It has been reported that there are more than 200 public reporting companies with at least some level of cannabis industry-related business in large part due to reverse mergers, but only a few have effective registration statements on file that allow them to offer and sell unrestricted “public-company” shares to the public. Some have criticized reverse mergers for providing relatively little assurance to investors about the new entity’s capital and financial structure, because the process does not require the filing of a SEC reviewed registration statements and the corresponding rigorous disclosures involved in an IPO.
If cannabis companies were able to access traditional funding sources and receive an underwriter’s stamp of approval, S-1 registration would seemingly benefit companies seeking to attract professional investors and greater capital, and it would benefit the investors who could then use the public offering registration prospectus to evaluate the merits of an offering and make more educated investment decisions.
It is also worth noting that few, if any, cannabis sales or cultivation companies are listed on U.S. securities exchanges or markets (such as the New York Stock Exchange or NASDAQ). While a company can have public securities without them being exchange listed (those shares are often traded on certain facilities offered by the OTC, including their “Bulletin Board” system) the failure to be listed on an exchange greatly limits the liquidity, analyst coverage, and the potential purchasers for those securities. Canada has similar public registration requirements and a few Canadian cannabis companies are already listed on the Toronto Stock Exchange, which has helped Canada’s cannabis market expand at a rapid pace.
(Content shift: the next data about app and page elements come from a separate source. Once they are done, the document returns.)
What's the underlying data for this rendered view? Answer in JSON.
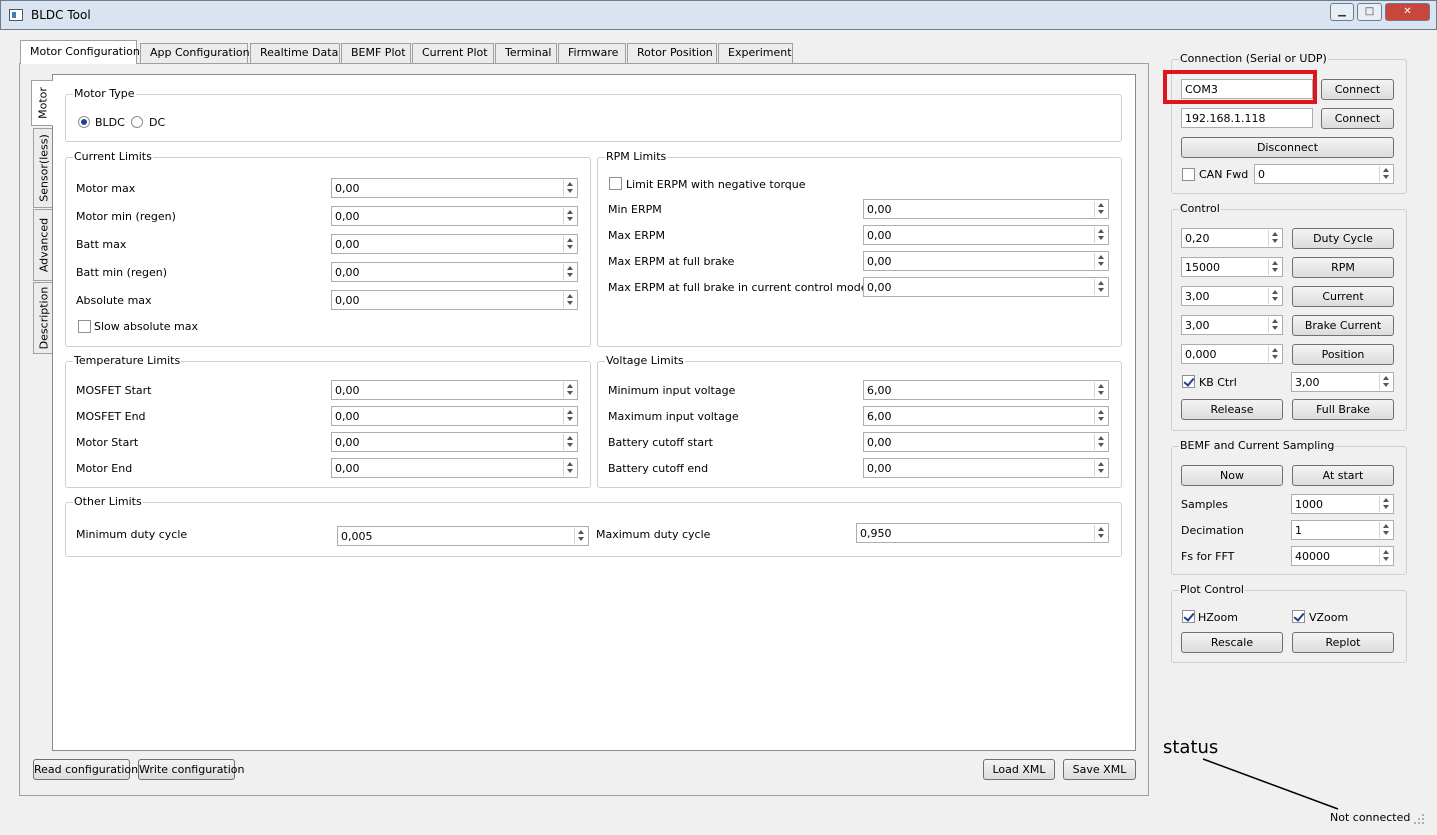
{
  "window": {
    "title": "BLDC Tool",
    "min": "▁",
    "max": "□",
    "close": "✕"
  },
  "tabs": [
    "Motor Configuration",
    "App Configuration",
    "Realtime Data",
    "BEMF Plot",
    "Current Plot",
    "Terminal",
    "Firmware",
    "Rotor Position",
    "Experiment"
  ],
  "vtabs": [
    "Motor",
    "Sensor(less)",
    "Advanced",
    "Description"
  ],
  "motor_type": {
    "title": "Motor Type",
    "bldc": "BLDC",
    "dc": "DC"
  },
  "current_limits": {
    "title": "Current Limits",
    "rows": [
      {
        "label": "Motor max",
        "value": "0,00"
      },
      {
        "label": "Motor min (regen)",
        "value": "0,00"
      },
      {
        "label": "Batt max",
        "value": "0,00"
      },
      {
        "label": "Batt min (regen)",
        "value": "0,00"
      },
      {
        "label": "Absolute max",
        "value": "0,00"
      }
    ],
    "slow_abs": "Slow absolute max"
  },
  "rpm_limits": {
    "title": "RPM Limits",
    "limit_neg": "Limit ERPM with negative torque",
    "rows": [
      {
        "label": "Min ERPM",
        "value": "0,00"
      },
      {
        "label": "Max ERPM",
        "value": "0,00"
      },
      {
        "label": "Max ERPM at full brake",
        "value": "0,00"
      },
      {
        "label": "Max ERPM at full brake in current control mode",
        "value": "0,00"
      }
    ]
  },
  "temp_limits": {
    "title": "Temperature Limits",
    "rows": [
      {
        "label": "MOSFET Start",
        "value": "0,00"
      },
      {
        "label": "MOSFET End",
        "value": "0,00"
      },
      {
        "label": "Motor Start",
        "value": "0,00"
      },
      {
        "label": "Motor End",
        "value": "0,00"
      }
    ]
  },
  "voltage_limits": {
    "title": "Voltage Limits",
    "rows": [
      {
        "label": "Minimum input voltage",
        "value": "6,00"
      },
      {
        "label": "Maximum input voltage",
        "value": "6,00"
      },
      {
        "label": "Battery cutoff start",
        "value": "0,00"
      },
      {
        "label": "Battery cutoff end",
        "value": "0,00"
      }
    ]
  },
  "other_limits": {
    "title": "Other Limits",
    "min_duty_label": "Minimum duty cycle",
    "min_duty": "0,005",
    "max_duty_label": "Maximum duty cycle",
    "max_duty": "0,950"
  },
  "bottom": {
    "read": "Read configuration",
    "write": "Write configuration",
    "load": "Load XML",
    "save": "Save XML"
  },
  "connection": {
    "title": "Connection (Serial or UDP)",
    "serial": "COM3",
    "udp": "192.168.1.118",
    "connect": "Connect",
    "disconnect": "Disconnect",
    "can_fwd": "CAN Fwd",
    "can_id": "0"
  },
  "control": {
    "title": "Control",
    "rows": [
      {
        "value": "0,20",
        "button": "Duty Cycle"
      },
      {
        "value": "15000",
        "button": "RPM"
      },
      {
        "value": "3,00",
        "button": "Current"
      },
      {
        "value": "3,00",
        "button": "Brake Current"
      },
      {
        "value": "0,000",
        "button": "Position"
      }
    ],
    "kb_ctrl": "KB Ctrl",
    "kb_value": "3,00",
    "release": "Release",
    "full_brake": "Full Brake"
  },
  "bemf": {
    "title": "BEMF and Current Sampling",
    "now": "Now",
    "at_start": "At start",
    "rows": [
      {
        "label": "Samples",
        "value": "1000"
      },
      {
        "label": "Decimation",
        "value": "1"
      },
      {
        "label": "Fs for FFT",
        "value": "40000"
      }
    ]
  },
  "plot_control": {
    "title": "Plot Control",
    "hzoom": "HZoom",
    "vzoom": "VZoom",
    "rescale": "Rescale",
    "replot": "Replot"
  },
  "annotation": "status",
  "status": "Not connected",
  "colors": {
    "highlight": "#e0141e"
  }
}
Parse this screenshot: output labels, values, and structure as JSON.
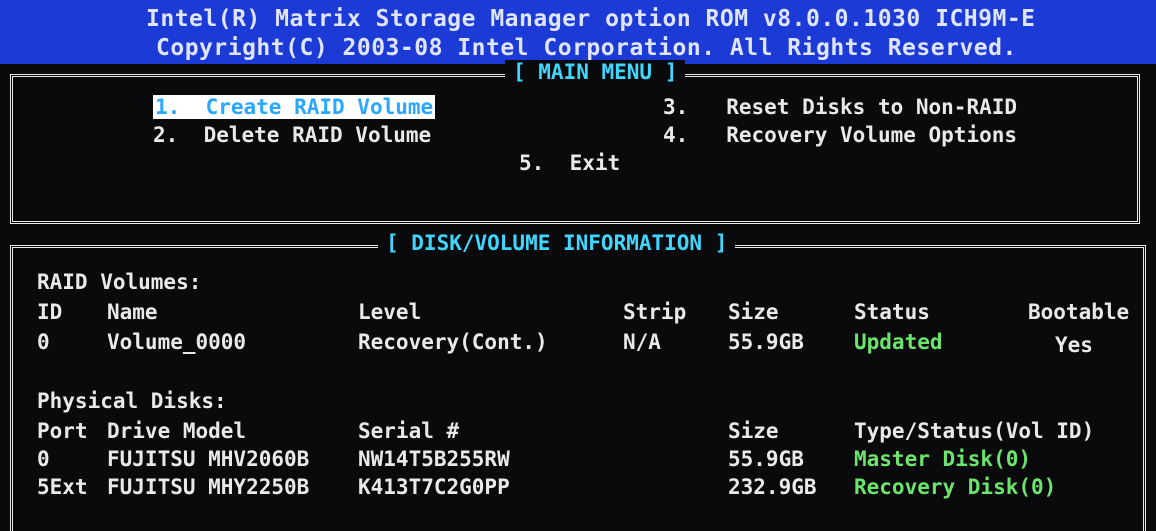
{
  "header": {
    "line1": "Intel(R) Matrix Storage Manager option ROM v8.0.0.1030 ICH9M-E",
    "line2": "Copyright(C) 2003-08 Intel Corporation.  All Rights Reserved."
  },
  "main_menu": {
    "title": "[ MAIN MENU ]",
    "items": [
      {
        "num": "1.",
        "label": "Create RAID Volume"
      },
      {
        "num": "2.",
        "label": "Delete RAID Volume"
      },
      {
        "num": "3.",
        "label": "Reset Disks to Non-RAID"
      },
      {
        "num": "4.",
        "label": "Recovery Volume Options"
      },
      {
        "num": "5.",
        "label": "Exit"
      }
    ],
    "selected_index": 0
  },
  "disk_info": {
    "title": "[ DISK/VOLUME INFORMATION ]",
    "raid_volumes_label": "RAID Volumes:",
    "volume_headers": {
      "id": "ID",
      "name": "Name",
      "level": "Level",
      "strip": "Strip",
      "size": "Size",
      "status": "Status",
      "bootable": "Bootable"
    },
    "volumes": [
      {
        "id": "0",
        "name": "Volume_0000",
        "level": "Recovery(Cont.)",
        "strip": "N/A",
        "size": "55.9GB",
        "status": "Updated",
        "bootable": "Yes"
      }
    ],
    "physical_disks_label": "Physical Disks:",
    "disk_headers": {
      "port": "Port",
      "model": "Drive Model",
      "serial": "Serial #",
      "size": "Size",
      "type": "Type/Status(Vol ID)"
    },
    "disks": [
      {
        "port": "0",
        "model": "FUJITSU MHV2060B",
        "serial": "NW14T5B255RW",
        "size": "55.9GB",
        "type": "Master Disk(0)"
      },
      {
        "port": "5Ext",
        "model": "FUJITSU MHY2250B",
        "serial": "K413T7C2G0PP",
        "size": "232.9GB",
        "type": "Recovery Disk(0)"
      }
    ]
  },
  "colors": {
    "header_bg": "#1c3bd6",
    "screen_bg": "#0a0a0c",
    "title_cyan": "#3fd6ff",
    "status_green": "#6be56b",
    "text": "#e9e9e9"
  }
}
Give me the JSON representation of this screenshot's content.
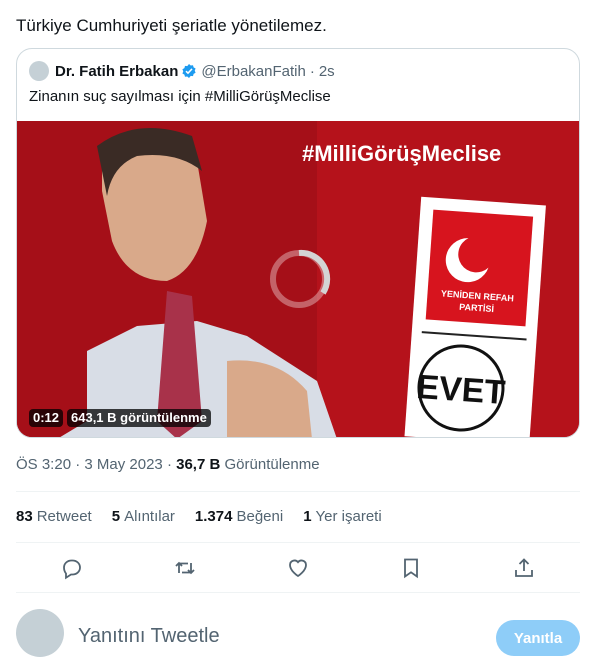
{
  "tweet": {
    "text": "Türkiye Cumhuriyeti şeriatle yönetilemez."
  },
  "quote": {
    "name": "Dr. Fatih Erbakan",
    "handle": "@ErbakanFatih",
    "dot": "·",
    "time": "2s",
    "text": "Zinanın suç sayılması için #MilliGörüşMeclise",
    "media": {
      "hashtag_text": "#MilliGörüşMeclise",
      "logo_line1": "YENİDEN REFAH",
      "logo_line2": "PARTİSİ",
      "ballot_text": "EVET",
      "duration": "0:12",
      "views": "643,1 B görüntülenme"
    }
  },
  "meta": {
    "time": "ÖS 3:20",
    "sep": "·",
    "date": "3 May 2023",
    "views_count": "36,7 B",
    "views_label": "Görüntülenme"
  },
  "stats": {
    "retweets": {
      "count": "83",
      "label": "Retweet"
    },
    "quotes": {
      "count": "5",
      "label": "Alıntılar"
    },
    "likes": {
      "count": "1.374",
      "label": "Beğeni"
    },
    "bookmarks": {
      "count": "1",
      "label": "Yer işareti"
    }
  },
  "reply": {
    "placeholder": "Yanıtını Tweetle",
    "button": "Yanıtla"
  },
  "colors": {
    "accent": "#1d9bf0",
    "red": "#b5121b",
    "button_disabled": "#8ecdf8"
  },
  "icons": [
    "verified-badge-icon",
    "reply-icon",
    "retweet-icon",
    "like-icon",
    "bookmark-icon",
    "share-icon",
    "loading-spinner-icon"
  ]
}
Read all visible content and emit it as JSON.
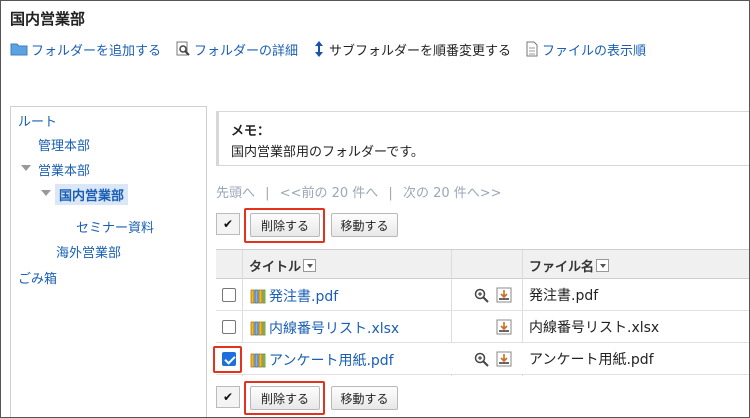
{
  "page": {
    "title": "国内営業部"
  },
  "toolbar": [
    {
      "label": "フォルダーを追加する",
      "icon": "folder-icon"
    },
    {
      "label": "フォルダーの詳細",
      "icon": "folder-detail-icon"
    },
    {
      "label": "サブフォルダーを順番変更する",
      "icon": "reorder-icon"
    },
    {
      "label": "ファイルの表示順",
      "icon": "file-order-icon"
    }
  ],
  "sidebar": {
    "items": [
      {
        "label": "ルート"
      },
      {
        "label": "管理本部"
      },
      {
        "label": "営業本部"
      },
      {
        "label": "国内営業部",
        "selected": true
      },
      {
        "label": "セミナー資料"
      },
      {
        "label": "海外営業部"
      },
      {
        "label": "ごみ箱"
      }
    ]
  },
  "memo": {
    "label": "メモ：",
    "body": "国内営業部用のフォルダーです。"
  },
  "pager": {
    "first": "先頭へ",
    "sep1": "|",
    "prev": "<<前の 20 件へ",
    "sep2": "|",
    "next": "次の 20 件へ>>"
  },
  "actions": {
    "checkall": "✔",
    "delete": "削除する",
    "move": "移動する"
  },
  "table": {
    "headers": {
      "title": "タイトル",
      "filename": "ファイル名"
    },
    "rows": [
      {
        "title": "発注書.pdf",
        "filename": "発注書.pdf",
        "checked": false,
        "has_zoom": true
      },
      {
        "title": "内線番号リスト.xlsx",
        "filename": "内線番号リスト.xlsx",
        "checked": false,
        "has_zoom": false
      },
      {
        "title": "アンケート用紙.pdf",
        "filename": "アンケート用紙.pdf",
        "checked": true,
        "has_zoom": true
      }
    ]
  },
  "colors": {
    "link": "#1a5fb4",
    "highlight": "#e3331f",
    "checkbox_checked": "#1d6fe0"
  }
}
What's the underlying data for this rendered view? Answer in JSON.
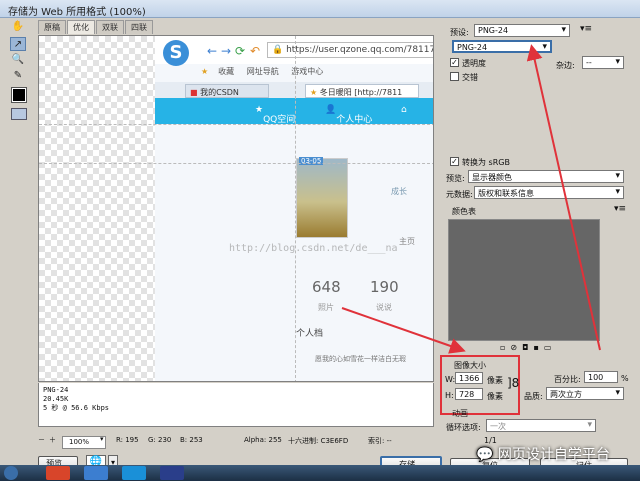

Despite the federal prohibition on the sale of marijuana and the White House’s mixed signals on enforcement, many are betting there is interest and opportunities in publicly held cannabis businesses. In fact, investments in Canadian listed cannabis businesses helped an Australian fund soar 145 percent in 2016 – making it the world’s best-performing hedge fund according to Bloomberg.
Industry investors are watching the numbers as the U.S. legalized cannabis industry’s revenue hit $6.7 billion last year and may surpass $20 billion in five years. Nonetheless, investors are likely to remain cautious because until there is significant change in federal law, such as an amendment or repeal of the Controlled Substances Act of 1970, and one can expect that cannabis companies hoping to register and widely trade their securities will continue to face challenges raising necessary capital.
While an Alternative Public Offering structure may offer some benefits to potential cannabis companies or their potential investors (especially as more traditional investment structures may be limited), the structures have reputational and other issues that need to be considered, and the costs associated with reverse mergers may not in all cases be justified by the actual benefits.